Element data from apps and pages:
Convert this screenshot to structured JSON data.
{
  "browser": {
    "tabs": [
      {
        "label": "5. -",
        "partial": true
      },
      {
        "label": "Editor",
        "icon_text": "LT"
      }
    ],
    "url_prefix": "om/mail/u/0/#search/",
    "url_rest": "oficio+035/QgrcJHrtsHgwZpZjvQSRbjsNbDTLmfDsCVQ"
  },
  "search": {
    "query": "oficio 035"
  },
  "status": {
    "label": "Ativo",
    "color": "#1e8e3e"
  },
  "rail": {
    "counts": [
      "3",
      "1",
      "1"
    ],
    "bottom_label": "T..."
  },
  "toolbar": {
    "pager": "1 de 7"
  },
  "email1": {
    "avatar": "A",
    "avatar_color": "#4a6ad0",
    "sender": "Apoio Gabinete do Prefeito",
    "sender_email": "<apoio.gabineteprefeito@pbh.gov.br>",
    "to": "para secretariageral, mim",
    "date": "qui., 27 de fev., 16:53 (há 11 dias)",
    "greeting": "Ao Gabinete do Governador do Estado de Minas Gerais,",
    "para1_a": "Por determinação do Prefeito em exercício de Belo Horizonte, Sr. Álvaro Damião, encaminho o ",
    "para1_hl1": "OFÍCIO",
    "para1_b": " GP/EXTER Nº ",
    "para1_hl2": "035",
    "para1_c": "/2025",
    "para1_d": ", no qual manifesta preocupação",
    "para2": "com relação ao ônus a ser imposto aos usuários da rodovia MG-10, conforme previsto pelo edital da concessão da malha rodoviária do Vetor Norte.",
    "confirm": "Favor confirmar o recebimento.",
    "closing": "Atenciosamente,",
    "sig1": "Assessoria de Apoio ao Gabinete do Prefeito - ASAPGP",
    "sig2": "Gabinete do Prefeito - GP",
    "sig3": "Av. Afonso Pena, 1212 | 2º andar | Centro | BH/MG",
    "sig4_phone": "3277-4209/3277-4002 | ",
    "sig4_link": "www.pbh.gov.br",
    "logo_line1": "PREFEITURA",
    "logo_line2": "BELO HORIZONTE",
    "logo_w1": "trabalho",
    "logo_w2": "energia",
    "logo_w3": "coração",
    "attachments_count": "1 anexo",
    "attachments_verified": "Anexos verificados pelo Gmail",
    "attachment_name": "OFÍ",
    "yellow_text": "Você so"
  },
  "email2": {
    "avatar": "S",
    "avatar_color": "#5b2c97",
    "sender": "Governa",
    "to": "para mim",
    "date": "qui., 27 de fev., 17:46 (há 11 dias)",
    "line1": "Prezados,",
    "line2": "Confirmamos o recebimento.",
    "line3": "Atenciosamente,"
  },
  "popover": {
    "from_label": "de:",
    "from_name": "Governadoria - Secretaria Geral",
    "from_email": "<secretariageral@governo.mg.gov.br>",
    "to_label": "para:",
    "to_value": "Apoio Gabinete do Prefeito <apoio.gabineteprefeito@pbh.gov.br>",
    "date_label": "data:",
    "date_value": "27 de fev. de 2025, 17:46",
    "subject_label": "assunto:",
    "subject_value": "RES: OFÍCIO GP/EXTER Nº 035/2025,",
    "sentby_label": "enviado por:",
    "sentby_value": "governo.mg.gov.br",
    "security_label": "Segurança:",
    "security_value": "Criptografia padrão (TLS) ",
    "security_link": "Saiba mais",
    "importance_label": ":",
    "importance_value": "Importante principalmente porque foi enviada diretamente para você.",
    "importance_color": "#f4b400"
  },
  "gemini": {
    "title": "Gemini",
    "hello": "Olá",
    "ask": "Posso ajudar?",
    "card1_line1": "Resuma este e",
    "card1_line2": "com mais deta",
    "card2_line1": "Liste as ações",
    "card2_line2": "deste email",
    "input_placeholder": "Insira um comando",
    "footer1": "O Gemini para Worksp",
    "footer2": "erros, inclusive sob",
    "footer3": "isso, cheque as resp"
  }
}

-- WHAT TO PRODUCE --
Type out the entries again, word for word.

-- THE ANSWER --
Convert this screenshot to structured JSON data.
{
  "browser": {
    "tabs": [
      {
        "label": "5. -",
        "partial": true
      },
      {
        "label": "Editor",
        "icon_text": "LT"
      }
    ],
    "url_prefix": "om/mail/u/0/#search/",
    "url_rest": "oficio+035/QgrcJHrtsHgwZpZjvQSRbjsNbDTLmfDsCVQ"
  },
  "search": {
    "query": "oficio 035"
  },
  "status": {
    "label": "Ativo",
    "color": "#1e8e3e"
  },
  "rail": {
    "counts": [
      "3",
      "1",
      "1"
    ],
    "bottom_label": "T..."
  },
  "toolbar": {
    "pager": "1 de 7"
  },
  "email1": {
    "avatar": "A",
    "avatar_color": "#4a6ad0",
    "sender": "Apoio Gabinete do Prefeito",
    "sender_email": "<apoio.gabineteprefeito@pbh.gov.br>",
    "to": "para secretariageral, mim",
    "date": "qui., 27 de fev., 16:53 (há 11 dias)",
    "greeting": "Ao Gabinete do Governador do Estado de Minas Gerais,",
    "para1_a": "Por determinação do Prefeito em exercício de Belo Horizonte, Sr. Álvaro Damião, encaminho o ",
    "para1_hl1": "OFÍCIO",
    "para1_b": " GP/EXTER Nº ",
    "para1_hl2": "035",
    "para1_c": "/2025",
    "para1_d": ", no qual manifesta preocupação",
    "para2": "com relação ao ônus a ser imposto aos usuários da rodovia MG-10, conforme previsto pelo edital da concessão da malha rodoviária do Vetor Norte.",
    "confirm": "Favor confirmar o recebimento.",
    "closing": "Atenciosamente,",
    "sig1": "Assessoria de Apoio ao Gabinete do Prefeito - ASAPGP",
    "sig2": "Gabinete do Prefeito - GP",
    "sig3": "Av. Afonso Pena, 1212 | 2º andar | Centro | BH/MG",
    "sig4_phone": "3277-4209/3277-4002 | ",
    "sig4_link": "www.pbh.gov.br",
    "logo_line1": "PREFEITURA",
    "logo_line2": "BELO HORIZONTE",
    "logo_w1": "trabalho",
    "logo_w2": "energia",
    "logo_w3": "coração",
    "attachments_count": "1 anexo",
    "attachments_verified": "Anexos verificados pelo Gmail",
    "attachment_name": "OFÍ",
    "yellow_text": "Você so"
  },
  "email2": {
    "avatar": "S",
    "avatar_color": "#5b2c97",
    "sender": "Governa",
    "to": "para mim",
    "date": "qui., 27 de fev., 17:46 (há 11 dias)",
    "line1": "Prezados,",
    "line2": "Confirmamos o recebimento.",
    "line3": "Atenciosamente,"
  },
  "popover": {
    "from_label": "de:",
    "from_name": "Governadoria - Secretaria Geral",
    "from_email": "<secretariageral@governo.mg.gov.br>",
    "to_label": "para:",
    "to_value": "Apoio Gabinete do Prefeito <apoio.gabineteprefeito@pbh.gov.br>",
    "date_label": "data:",
    "date_value": "27 de fev. de 2025, 17:46",
    "subject_label": "assunto:",
    "subject_value": "RES: OFÍCIO GP/EXTER Nº 035/2025,",
    "sentby_label": "enviado por:",
    "sentby_value": "governo.mg.gov.br",
    "security_label": "Segurança:",
    "security_value": "Criptografia padrão (TLS) ",
    "security_link": "Saiba mais",
    "importance_label": ":",
    "importance_value": "Importante principalmente porque foi enviada diretamente para você.",
    "importance_color": "#f4b400"
  },
  "gemini": {
    "title": "Gemini",
    "hello": "Olá",
    "ask": "Posso ajudar?",
    "card1_line1": "Resuma este e",
    "card1_line2": "com mais deta",
    "card2_line1": "Liste as ações",
    "card2_line2": "deste email",
    "input_placeholder": "Insira um comando",
    "footer1": "O Gemini para Worksp",
    "footer2": "erros, inclusive sob",
    "footer3": "isso, cheque as resp"
  }
}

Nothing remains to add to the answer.